From steep, sloping mountain forests to lush farmlands that evoke the English countryside, the Carolinas and Georgia offer a landscape as diverse and colorful as the region's residents are personable. Some achingly pastoral countryscapes seem to be torn right from the pages of books by Deep South authors such as Tennessee Williams, Eudora Welty, and William Faulkner.
Hollywood has been reluctant to let go of its love affair with this colorful Old South, and bestselling novels and Academy Award-winning screenplays continue to mine the mystique of a region clad in its own troublesome history. In fact, so many movies have been made in Wilmington, North Carolina, that it has been dubbed "Hollywood East."
Long burdened with a "Scarlett" reputation cluttered with pickup trucks and good ol' boys, these Southern states are actually aging gracefully with time, while maintaining an amiable drawl and such culinary traditions as hot buttered grits and fresh boiled peanuts. Yet they now also boast neon-lit cities with cutting-edge architecture, high-tech industry, exhilarating sports events, and intricately designed highways -- not to mention big-city gridlock.

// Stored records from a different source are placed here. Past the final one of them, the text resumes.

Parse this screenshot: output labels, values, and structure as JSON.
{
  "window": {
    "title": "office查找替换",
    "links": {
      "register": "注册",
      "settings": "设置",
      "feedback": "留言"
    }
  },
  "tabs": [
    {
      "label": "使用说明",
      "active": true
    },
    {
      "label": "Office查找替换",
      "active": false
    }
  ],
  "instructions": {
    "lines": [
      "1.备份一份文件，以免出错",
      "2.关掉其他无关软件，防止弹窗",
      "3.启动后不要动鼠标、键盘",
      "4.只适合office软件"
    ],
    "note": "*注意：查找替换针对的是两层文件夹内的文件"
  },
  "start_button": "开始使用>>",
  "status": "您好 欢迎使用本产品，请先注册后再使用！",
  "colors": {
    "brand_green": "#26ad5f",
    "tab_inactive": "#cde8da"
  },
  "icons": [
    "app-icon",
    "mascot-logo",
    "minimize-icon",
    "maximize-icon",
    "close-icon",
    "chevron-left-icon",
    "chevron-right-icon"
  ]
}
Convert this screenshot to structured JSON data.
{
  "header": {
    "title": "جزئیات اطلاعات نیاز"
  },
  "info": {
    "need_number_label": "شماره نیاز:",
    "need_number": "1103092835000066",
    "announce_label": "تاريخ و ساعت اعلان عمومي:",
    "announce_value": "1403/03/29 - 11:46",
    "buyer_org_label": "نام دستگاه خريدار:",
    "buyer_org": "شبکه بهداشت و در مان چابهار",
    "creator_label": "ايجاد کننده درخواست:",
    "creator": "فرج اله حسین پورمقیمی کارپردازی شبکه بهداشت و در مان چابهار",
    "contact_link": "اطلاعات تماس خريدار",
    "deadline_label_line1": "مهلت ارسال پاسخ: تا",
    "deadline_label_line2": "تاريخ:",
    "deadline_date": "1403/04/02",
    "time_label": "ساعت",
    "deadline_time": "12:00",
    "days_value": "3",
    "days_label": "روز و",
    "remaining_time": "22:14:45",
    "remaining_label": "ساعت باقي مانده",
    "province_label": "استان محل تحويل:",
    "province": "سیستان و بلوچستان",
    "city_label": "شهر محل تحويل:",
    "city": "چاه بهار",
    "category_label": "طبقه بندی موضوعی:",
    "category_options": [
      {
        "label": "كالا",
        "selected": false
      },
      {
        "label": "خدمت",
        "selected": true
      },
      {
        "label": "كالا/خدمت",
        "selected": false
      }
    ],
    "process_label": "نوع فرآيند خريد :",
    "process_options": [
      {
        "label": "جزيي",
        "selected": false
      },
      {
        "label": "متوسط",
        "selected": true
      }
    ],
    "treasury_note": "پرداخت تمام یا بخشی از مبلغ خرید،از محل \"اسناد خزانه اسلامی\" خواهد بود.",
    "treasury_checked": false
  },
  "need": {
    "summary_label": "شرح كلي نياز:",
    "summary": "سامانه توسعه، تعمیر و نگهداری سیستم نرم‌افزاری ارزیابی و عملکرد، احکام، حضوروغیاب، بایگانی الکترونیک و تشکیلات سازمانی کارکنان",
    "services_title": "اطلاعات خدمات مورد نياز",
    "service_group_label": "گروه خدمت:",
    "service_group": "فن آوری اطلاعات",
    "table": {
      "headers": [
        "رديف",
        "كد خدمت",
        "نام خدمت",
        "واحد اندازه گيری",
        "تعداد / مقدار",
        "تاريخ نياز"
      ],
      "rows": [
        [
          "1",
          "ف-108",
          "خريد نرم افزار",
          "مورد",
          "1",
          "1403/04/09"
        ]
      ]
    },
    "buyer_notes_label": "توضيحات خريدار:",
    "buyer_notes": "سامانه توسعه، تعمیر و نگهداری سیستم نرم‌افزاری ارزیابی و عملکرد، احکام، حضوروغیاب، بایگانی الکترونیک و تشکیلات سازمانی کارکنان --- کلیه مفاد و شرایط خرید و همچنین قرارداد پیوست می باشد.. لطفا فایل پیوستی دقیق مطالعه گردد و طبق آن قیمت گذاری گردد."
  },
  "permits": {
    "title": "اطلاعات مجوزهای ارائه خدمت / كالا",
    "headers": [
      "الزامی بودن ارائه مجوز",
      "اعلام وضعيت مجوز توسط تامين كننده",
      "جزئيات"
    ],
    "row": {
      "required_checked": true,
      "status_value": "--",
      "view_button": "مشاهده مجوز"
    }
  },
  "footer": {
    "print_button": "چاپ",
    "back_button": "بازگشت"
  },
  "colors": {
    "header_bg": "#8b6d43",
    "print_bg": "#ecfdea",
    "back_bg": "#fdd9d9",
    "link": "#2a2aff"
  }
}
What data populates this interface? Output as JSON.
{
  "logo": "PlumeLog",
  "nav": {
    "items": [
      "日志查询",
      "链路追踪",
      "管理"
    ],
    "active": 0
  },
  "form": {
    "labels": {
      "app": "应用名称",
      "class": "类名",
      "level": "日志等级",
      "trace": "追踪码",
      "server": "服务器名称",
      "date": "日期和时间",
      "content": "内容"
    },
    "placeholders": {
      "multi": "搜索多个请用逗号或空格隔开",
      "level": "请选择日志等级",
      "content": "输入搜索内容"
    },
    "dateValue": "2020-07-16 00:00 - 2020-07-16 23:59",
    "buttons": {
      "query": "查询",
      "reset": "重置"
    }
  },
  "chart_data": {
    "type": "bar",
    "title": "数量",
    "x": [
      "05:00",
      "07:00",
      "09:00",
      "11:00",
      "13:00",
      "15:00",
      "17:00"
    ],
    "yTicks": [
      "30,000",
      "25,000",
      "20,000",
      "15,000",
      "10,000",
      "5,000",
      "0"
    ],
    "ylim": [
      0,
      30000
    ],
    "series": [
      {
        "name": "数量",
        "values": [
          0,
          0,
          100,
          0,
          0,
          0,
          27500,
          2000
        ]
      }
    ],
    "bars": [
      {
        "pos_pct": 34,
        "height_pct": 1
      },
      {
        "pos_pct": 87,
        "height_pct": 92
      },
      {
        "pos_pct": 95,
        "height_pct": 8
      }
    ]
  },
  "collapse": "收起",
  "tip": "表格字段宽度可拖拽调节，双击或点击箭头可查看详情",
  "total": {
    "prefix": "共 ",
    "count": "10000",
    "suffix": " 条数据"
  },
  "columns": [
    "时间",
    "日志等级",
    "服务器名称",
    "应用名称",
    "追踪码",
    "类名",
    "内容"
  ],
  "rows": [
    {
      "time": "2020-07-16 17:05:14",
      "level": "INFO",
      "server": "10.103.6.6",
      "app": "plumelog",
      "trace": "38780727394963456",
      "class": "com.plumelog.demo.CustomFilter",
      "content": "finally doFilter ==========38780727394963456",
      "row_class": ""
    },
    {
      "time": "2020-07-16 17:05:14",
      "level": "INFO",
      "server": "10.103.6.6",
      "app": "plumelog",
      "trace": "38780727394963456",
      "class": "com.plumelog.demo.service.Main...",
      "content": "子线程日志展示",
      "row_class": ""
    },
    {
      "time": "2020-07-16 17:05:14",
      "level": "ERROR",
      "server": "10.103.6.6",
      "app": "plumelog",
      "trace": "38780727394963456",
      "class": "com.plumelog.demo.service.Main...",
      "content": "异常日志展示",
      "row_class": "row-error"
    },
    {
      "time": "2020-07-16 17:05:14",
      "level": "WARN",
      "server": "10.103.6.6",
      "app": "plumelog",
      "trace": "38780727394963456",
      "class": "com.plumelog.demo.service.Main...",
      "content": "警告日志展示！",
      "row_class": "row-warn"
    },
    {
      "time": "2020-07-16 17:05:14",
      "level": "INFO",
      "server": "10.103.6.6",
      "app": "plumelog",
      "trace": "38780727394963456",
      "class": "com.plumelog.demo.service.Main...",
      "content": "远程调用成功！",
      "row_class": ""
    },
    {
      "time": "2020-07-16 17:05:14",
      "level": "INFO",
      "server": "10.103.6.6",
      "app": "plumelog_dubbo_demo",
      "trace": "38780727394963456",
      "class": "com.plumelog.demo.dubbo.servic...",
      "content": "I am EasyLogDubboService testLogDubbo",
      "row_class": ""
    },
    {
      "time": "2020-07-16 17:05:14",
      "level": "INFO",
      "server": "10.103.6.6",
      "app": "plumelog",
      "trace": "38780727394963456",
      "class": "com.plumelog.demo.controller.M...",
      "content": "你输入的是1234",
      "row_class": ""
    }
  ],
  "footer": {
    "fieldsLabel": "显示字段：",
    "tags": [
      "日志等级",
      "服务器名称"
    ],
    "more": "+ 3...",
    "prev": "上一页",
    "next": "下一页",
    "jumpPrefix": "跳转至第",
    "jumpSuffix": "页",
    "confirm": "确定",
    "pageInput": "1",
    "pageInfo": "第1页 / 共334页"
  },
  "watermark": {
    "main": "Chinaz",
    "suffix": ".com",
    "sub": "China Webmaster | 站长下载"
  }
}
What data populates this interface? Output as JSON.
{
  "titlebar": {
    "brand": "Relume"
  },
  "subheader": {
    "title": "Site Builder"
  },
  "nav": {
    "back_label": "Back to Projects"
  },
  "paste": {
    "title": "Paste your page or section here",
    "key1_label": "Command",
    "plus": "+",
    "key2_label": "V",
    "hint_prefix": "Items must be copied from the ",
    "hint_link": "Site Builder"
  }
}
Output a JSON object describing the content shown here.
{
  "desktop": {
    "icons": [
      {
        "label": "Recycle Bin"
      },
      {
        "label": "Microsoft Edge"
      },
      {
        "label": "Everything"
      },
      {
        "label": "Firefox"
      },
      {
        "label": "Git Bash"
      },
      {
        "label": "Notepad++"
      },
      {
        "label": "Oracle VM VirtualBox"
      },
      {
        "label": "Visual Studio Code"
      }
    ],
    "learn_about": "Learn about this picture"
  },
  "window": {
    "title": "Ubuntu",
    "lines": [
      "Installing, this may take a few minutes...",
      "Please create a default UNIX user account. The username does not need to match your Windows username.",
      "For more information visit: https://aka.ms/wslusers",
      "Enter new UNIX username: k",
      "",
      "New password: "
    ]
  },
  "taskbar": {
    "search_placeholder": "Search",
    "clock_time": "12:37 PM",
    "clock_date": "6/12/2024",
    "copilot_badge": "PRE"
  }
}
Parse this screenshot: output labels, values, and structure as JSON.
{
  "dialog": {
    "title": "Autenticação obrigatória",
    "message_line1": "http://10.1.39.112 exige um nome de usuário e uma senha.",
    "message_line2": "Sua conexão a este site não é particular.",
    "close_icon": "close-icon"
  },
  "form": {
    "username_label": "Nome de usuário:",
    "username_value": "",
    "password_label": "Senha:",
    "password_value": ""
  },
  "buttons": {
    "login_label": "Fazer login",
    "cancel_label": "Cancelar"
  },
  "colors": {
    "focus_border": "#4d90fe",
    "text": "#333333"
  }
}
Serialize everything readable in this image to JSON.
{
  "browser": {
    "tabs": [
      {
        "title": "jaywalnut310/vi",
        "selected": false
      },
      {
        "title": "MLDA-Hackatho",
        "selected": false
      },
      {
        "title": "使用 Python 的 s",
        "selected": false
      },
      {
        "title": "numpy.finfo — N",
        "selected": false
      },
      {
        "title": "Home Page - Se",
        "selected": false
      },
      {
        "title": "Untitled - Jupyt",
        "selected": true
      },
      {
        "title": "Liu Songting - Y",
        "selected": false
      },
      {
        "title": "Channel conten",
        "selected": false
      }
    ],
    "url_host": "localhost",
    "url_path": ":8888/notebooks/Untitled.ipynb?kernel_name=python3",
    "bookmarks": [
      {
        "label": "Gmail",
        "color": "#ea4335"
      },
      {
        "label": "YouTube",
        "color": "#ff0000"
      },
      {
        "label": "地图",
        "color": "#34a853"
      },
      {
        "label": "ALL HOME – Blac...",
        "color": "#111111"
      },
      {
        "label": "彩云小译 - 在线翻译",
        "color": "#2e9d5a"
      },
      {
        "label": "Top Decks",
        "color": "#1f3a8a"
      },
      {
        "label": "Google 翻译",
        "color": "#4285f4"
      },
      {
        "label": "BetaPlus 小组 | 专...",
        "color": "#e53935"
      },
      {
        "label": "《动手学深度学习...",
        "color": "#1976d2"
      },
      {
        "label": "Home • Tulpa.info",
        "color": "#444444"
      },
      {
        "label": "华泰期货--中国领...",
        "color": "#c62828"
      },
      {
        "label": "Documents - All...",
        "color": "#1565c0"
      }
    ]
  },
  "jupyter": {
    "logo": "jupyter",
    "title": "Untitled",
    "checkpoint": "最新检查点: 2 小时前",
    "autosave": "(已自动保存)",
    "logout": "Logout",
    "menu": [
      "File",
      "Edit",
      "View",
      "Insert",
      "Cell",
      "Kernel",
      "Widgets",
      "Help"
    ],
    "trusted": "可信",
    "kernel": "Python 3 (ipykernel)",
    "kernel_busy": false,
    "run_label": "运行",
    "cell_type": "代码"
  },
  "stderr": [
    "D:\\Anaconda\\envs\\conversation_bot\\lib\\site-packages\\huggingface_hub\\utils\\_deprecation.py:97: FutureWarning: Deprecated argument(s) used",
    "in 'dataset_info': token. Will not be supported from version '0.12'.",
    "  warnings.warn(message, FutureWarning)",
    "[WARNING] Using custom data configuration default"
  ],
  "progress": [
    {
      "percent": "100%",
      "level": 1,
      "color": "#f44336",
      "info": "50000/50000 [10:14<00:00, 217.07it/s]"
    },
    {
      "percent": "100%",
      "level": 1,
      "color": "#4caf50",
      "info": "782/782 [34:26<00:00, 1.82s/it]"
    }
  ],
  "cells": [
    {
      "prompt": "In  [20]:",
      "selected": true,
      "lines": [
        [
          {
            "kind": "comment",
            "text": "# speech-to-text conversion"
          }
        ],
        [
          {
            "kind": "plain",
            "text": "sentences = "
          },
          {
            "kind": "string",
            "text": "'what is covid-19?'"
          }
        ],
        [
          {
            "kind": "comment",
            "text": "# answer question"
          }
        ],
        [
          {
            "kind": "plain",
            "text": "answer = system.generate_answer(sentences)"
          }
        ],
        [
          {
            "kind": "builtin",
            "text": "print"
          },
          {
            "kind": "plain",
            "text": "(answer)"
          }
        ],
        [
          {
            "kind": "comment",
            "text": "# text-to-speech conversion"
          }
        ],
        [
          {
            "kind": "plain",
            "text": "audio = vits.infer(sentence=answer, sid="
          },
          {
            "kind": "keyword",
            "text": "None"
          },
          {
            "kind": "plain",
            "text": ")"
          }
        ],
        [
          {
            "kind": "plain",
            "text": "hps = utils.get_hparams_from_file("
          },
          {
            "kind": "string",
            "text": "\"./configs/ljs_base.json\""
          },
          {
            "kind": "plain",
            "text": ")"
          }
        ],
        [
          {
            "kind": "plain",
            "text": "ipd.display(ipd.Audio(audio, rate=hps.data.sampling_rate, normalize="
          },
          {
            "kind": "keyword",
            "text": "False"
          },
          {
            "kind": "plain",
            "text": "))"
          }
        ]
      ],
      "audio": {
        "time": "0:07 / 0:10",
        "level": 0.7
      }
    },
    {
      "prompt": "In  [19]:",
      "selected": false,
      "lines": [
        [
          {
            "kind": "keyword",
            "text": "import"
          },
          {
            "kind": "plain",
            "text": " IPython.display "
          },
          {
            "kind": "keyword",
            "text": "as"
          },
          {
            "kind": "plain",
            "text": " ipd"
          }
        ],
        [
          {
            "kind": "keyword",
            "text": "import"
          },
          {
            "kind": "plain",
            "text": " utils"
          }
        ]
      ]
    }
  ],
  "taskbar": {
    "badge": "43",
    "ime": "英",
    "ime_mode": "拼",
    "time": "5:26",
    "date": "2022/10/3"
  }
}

The voices of today's Carolinas and Georgia reflect the diversity of a population that not so long ago faced considerable racial inequality, issues that Georgia native son Martin Luther King, Jr., so eloquently challenged. Other key players in the New South include politicos clamoring to fill the shoes and Senate seat of the recently expired Strom Thurmond. And, of course, there's the dignified, soft-spoken peanut farmer who became president of the United States and is now an agent of world peace.
The Carolinas and Georgia rank among the top 10 states for residential travel and are major destinations for international travelers as well. Every year, Charleston and Savannah place in the top 10 U.S. cities in Condé Nast Traveler's Readers' Choice Awards. From the Smoky Mountains to the sun-kissed Atlantic coastline, from Kitty Hawk's windswept dunes to Georgia's Suwannee River country and Okefenokee Swamp, the tri-state area attracts visitors to the tune of almost 140 million per year.
The Gullah Tongue Makes It to Broadway -- In the 1920s while he was living in Charleston, DuBose Heyward wrote Porgy, which in time became a Broadway play. Later, it became even more famous as a folk opera created by George Gershwin and retitled Porgy and Bess. Living for a time in Charleston, Gershwin incorporated sounds and rhythms he'd seen in black churches around the Low Country. Heyward was inspired by the city's rich heritage, even though the glorious mansions of old had fallen into disrepair and Charlestonians were going through hard times -- "too poor to paint, too proud to whitewash." Heyward used not only the byways of Charleston but also his setting for the Gullah language for his dialogues.